January 2, 2013
From engineers in Singapore to sales directors in London to numerous department heads and executive team members in the U.S., we combed far and wide to arrive at video predictions for 2013. What started as a baker’s dozen has been boiled down to three major trends wrapped around the concepts of touch, transmedia and truth.
1. 2013: A touchy subject.
Advertisers will add a fourth dimension—touch—to sight, sound and motion on a major scale. We base this prediction on the growing demand among our own clients for interactive video advertising.
Given this upward trend, we believe marketers across the board will finally realize that they are missing a big opportunity when they repurpose a TV spot for the web and call it a day. As such, marketers and their agencies will conceptualize and create complementary interactive video content when brainstorming their brand’s big (TV) idea. They will start to shoot extras, outtakes, content for the “making of” video and other editorial content that will serve as interactive invitations to engage with the brand on all screens.
Think interviews with the actors in the commercial, or the director; plus games, coupons, look books. At the same time, online video will become more custom. Precise targeting will mean different video footage for each audience, including unique takes on messaging, editing, and product demos. To get there, marketers will borrow from print budgets, not TV. Marketers and consumers will continue to love the biggest screen in the house, and TV and digital video will live happily—and effectively—ever after.
Speaking of having a blast with content creation, we believe at least one major brand will take this idea even further for the Super Bowl. This brand at the end of 2013 will digitally test creative ahead of the 2014 game, effectively using online video as the world’s largest and almost instantaneous focus group. This brand will run various interactive video ad units to see which garner the most engagement and buzz in the weeks leading up to the game. Based on metrics, the brand will run with the clear winner at half-time, thereby removing some of the “high” from the high-stakes bet.
2. The Golden Age of Video: Transmedia Rises as Goddess.
From Walking Dead e-cards—which are either frightening or oddly funny depending on your perspective—to a Spartacus game where the show’s fans fight for the favor of Rome, transmedia is helping TV shows gain and attract new audiences through cross-platform and participatory storytelling.

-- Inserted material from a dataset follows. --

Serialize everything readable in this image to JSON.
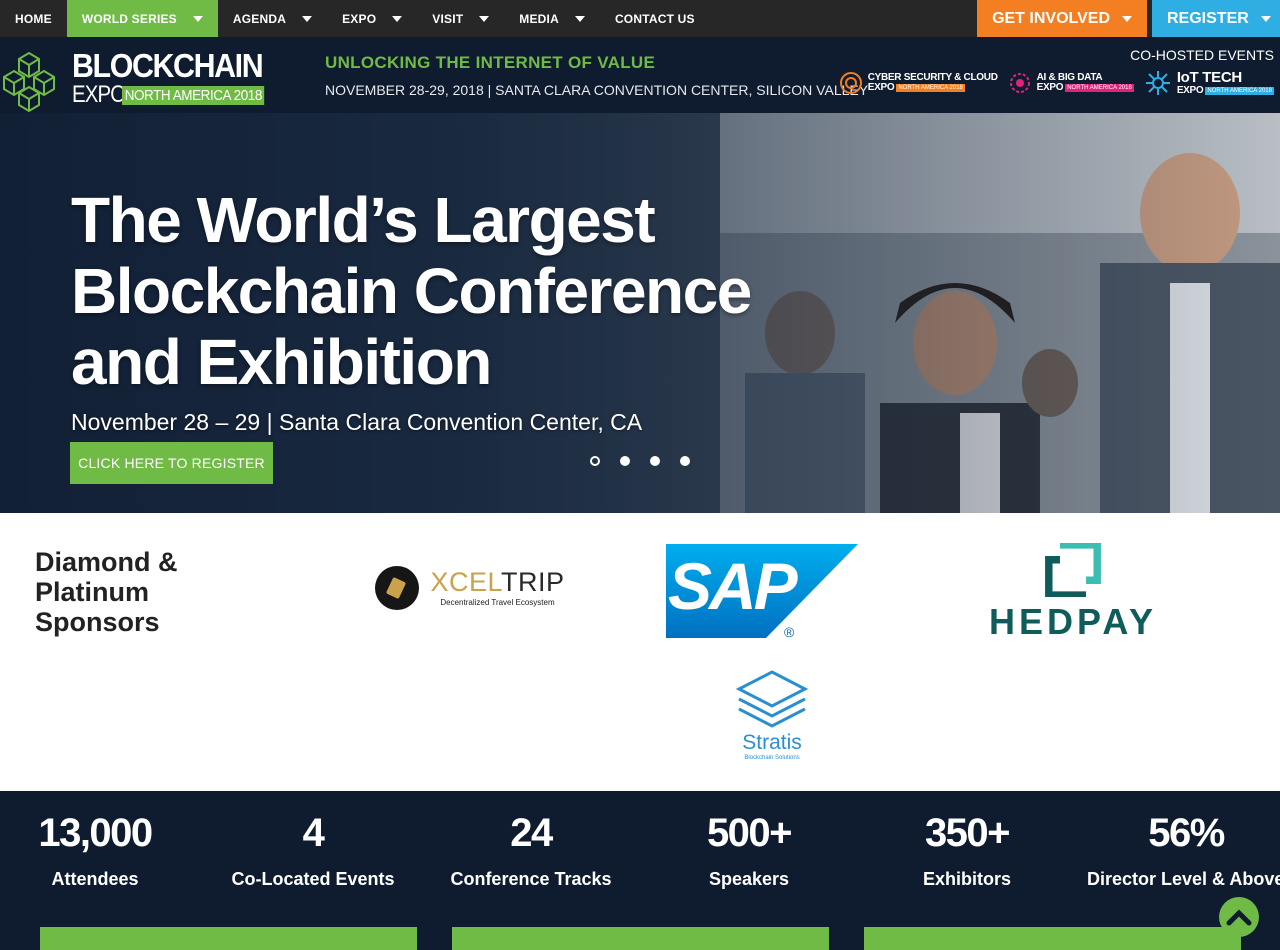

What’s more, the 2013 edition of the Tribeca Film Festival will accept transmedia entries for the first time while Disney’s 2012-2013 Living Worlds program has been pushing the limits of immersive storytelling.
In 2013, we believe advertisers outside the entertainment category will jump on the transmedia bandwagon in a big way by borrowing from studio playbooks. Media planners as a result will embrace agnostic planning across all the screens available to them. TV and video will rule branding to the detriment of print, outdoor, radio and online display advertising.
We dare marketers to go big with original web content plus games, Facebook and Twitter feeds for characters, chances for fans to create the back story or suggest future story lines. Digital video will be at the center, delighting viewers who increasingly think, “Isn’t all content digital now anyway?” And marketers will be delighted with measurable ROI.
3. Truth in Advertising with Effective Rating Points.
For 60 years, the GRP has been the holy grail. But in 2013, marketers will feel extra lucky, as more light bulbs go off about ERPs: effective rating points. Okay, we get it, there is more work to be done as an industry to arrive at a common measurement standard but effectiveness will be at the core and should be.
Such standards will break the myth that audience-targeting is the alpha and the omega. It doesn’t always work—factors such as publisher, type of editorial content and day-part can have a much bigger impact on engagement than being a woman 18-34. We all know that men watch ads for laundry detergent sometimes, and buy it, and women definitely watch ads for men’s deodorant, and buy it. (We’ve seen the quant and heard the qual.)
And don’t take this the wrong way but sometimes your creative just isn’t right for your target audience, or maybe your target audience isn’t who you think it is. As such, gender-stereotyping will become 2013’s big no-no if you’re after a competitive advantage.
Continuing the Conversation
Time will tell if we are right or wrong. We plan to track progress on these and related issues throughout the year via blog posts and other updates. So check back with us—let’s continue the conversation about the rapidly evolving world of digital video.
 Our revenue from interactive formats nearly doubled from Q1 to Q4.
 This prediction is grounded in an upward 2012 trend here at Tremor Video: In Q4, 55% of our mobile revenue came from interactive ad units, up from 12% in Q1. More than 1.21 billion smartphones will be bought worldwide next year (Gartner), further driving brands’ desire to engage these tech-savvy consumers with engaging video.
 Using VideoHub, Tremor Video’s operations and analytics platform, we have uncovered instances where ad campaigns targeted at one gender have actually resonated better with the other. During our Video Lives ethnographic study, we interviewed 35 families around the world and in each case fathers said they bought household goods for the family unit—an indication that targeting only women for such products is an antiquated idea.